Capt. Martin Garabedian: (603) 271-3128
Kent Gustafson: (603) 271-2461
Jane Vachon: (603) 271-3211
November 3, 2006
Hunters Take Note: Fish and Game Will Confiscate Deer Imported Illegally from CWD States
CONCORD, N.H. -- Officials from the New Hampshire Fish and Game Department urge hunters going out of state to hunt this fall to be aware of laws that prohibit the importation into New Hampshire of hunter-killed deer, elk and moose carcasses or parts of carcasses from the 16 states where Chronic Wasting Disease (CWD) has been detected, unless the meat is processed according to strict regulations.
Recently, Fish and Game Conservation Officers confiscated whole deer taken from a CWD state and brought into New Hampshire illegally. Hunters caught in possession of such deer, moose, elk or other members of the cervid (deer) family that have not been properly processed will face serious penalties and the animals will be confiscated.
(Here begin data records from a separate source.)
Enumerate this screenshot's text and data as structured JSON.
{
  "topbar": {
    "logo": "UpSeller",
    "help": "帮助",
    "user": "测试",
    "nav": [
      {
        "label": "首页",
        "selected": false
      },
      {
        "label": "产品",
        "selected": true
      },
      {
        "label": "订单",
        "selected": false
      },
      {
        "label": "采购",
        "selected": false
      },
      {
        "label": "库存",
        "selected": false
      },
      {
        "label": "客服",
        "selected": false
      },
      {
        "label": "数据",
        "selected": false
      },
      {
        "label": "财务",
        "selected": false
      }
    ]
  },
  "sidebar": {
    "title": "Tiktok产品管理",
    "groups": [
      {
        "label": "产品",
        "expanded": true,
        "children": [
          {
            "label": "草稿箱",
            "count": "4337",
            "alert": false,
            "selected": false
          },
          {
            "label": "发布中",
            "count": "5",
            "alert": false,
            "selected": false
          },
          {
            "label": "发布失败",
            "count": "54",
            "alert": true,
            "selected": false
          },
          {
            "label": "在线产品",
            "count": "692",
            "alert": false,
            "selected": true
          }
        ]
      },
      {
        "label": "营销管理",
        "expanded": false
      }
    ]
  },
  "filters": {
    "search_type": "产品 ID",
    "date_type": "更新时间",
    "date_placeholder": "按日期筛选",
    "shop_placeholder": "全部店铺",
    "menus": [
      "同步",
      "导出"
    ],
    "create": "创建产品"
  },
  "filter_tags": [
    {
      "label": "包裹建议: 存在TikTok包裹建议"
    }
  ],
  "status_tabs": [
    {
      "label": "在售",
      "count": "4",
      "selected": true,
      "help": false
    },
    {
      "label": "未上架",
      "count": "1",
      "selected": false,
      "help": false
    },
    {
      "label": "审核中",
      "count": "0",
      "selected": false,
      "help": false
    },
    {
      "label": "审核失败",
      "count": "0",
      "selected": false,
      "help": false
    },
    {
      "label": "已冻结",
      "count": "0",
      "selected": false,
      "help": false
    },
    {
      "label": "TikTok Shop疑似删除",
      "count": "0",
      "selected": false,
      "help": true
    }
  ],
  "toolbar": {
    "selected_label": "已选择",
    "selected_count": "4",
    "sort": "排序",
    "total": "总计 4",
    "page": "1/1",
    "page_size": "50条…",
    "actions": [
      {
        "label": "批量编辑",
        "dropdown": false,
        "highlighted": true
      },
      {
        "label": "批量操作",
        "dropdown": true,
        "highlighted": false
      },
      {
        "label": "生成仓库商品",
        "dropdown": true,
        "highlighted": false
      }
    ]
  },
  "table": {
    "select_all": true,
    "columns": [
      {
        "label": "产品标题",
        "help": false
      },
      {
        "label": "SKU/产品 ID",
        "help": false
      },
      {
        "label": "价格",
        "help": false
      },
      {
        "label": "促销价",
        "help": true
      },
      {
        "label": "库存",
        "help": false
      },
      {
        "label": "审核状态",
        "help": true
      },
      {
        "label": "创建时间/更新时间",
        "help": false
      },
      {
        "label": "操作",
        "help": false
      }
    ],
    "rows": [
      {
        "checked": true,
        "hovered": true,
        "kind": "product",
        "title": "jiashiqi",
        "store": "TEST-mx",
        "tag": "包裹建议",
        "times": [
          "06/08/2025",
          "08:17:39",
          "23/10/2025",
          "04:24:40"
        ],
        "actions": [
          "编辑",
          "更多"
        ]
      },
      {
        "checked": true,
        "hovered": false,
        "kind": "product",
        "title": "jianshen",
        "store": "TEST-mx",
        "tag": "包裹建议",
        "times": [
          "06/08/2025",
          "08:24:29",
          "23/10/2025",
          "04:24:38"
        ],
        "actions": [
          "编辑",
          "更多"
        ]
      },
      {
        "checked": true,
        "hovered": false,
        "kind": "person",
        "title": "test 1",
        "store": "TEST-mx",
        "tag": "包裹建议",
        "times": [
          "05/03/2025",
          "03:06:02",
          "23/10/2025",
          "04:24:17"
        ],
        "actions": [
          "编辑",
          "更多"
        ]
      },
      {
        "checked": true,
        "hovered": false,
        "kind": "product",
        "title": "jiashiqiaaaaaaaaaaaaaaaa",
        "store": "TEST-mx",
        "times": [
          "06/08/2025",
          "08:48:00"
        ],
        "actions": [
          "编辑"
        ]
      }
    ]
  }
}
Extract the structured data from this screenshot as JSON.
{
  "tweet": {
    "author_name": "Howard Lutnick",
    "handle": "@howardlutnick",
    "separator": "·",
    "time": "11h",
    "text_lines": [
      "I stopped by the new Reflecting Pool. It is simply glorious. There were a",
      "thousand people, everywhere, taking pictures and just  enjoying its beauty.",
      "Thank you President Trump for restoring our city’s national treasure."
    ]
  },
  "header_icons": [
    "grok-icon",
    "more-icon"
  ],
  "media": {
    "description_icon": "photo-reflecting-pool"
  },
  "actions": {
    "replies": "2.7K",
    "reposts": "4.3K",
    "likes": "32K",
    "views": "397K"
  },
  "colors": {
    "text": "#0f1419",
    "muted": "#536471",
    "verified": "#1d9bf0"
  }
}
"The threat posed by CWD to New Hampshire's deer and moose herd is of serious concern to us," said Lee Perry, Fish and Game's executive director. "Hunters who hunt out of state need to abide by the rules, which are designed to allow people to bring those animals back to New Hampshire without putting the state's herd at risk." Animals imported from a CWD state or province, and not processed in compliance with the law, will be confiscated and incinerated as part of ongoing attempts to protect New Hampshire's deer and moose populations.
Current N.H. regulations allow for the importation into New Hampshire of only deboned meat, antlers, upper canine teeth and/or hides or capes with no part of the head attached from the 16 states and provinces where CWD has been confirmed. These include Alberta, Canada; Colorado; Illinois; Kansas; Minnesota; Montana; Nebraska; New Mexico; New York; Oklahoma; Saskatchewan, Canada; South Dakota; Utah; Wisconsin; West Virginia and Wyoming. Antlers attached to skull caps or canine teeth must have all soft tissue removed. More information is on pages 21 and 60 of the current New Hampshire Hunting Digest (click here and on the orange icon), or click here for a Q&A about CWD and New Hampshire's monitoring efforts.
A CWD monitoring and testing program for wild deer has been conducted in New Hampshire by Fish and Game biologists since 2002. There is no evidence that this disease exists in the New Hampshire deer herd, and the rules and testing program are designed to prevent exposure via infected animals being imported from other areas.
CWD is a contagious neurological disease that is fatal to deer, moose, elk and other members of the cervid (deer) family. It is classified as a transmissible spongiform encephalopathy or TSE, and it attacks the brains of infected animals, resulting in their becoming emaciated, exhibiting abnormal behavior and eventually dying. There is no evidence that people can become infected with CWD.
State officials remind hunters and others who enjoy eating venison that CWD is a wildlife management issue, not a public health issue.